(Data records for software interfaces)
+===+
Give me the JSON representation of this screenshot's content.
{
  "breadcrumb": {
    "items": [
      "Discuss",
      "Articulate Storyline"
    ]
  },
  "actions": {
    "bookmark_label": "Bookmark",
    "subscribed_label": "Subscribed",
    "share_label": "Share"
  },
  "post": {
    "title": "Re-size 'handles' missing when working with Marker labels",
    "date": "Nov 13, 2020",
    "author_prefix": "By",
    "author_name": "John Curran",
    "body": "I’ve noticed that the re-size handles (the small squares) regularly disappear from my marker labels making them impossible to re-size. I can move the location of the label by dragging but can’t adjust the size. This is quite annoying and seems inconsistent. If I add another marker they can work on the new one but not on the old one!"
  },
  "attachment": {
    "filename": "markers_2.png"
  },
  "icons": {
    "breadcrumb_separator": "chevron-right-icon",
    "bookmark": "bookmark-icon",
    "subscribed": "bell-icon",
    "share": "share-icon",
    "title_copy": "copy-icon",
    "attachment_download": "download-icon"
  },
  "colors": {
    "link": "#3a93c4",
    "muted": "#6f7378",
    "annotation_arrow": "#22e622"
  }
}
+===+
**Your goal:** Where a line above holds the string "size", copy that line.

**Expected answer:**
    "title": "Re-size 'handles' missing when working with Marker labels",
    "body": "I’ve noticed that the re-size handles (the small squares) regularly disappear from my marker labels making them impossible to re-size. I can move the location of the label by dragging but can’t adjust the size. This is quite annoying and seems inconsistent. If I add another marker they can work on the new one but not on the old one!"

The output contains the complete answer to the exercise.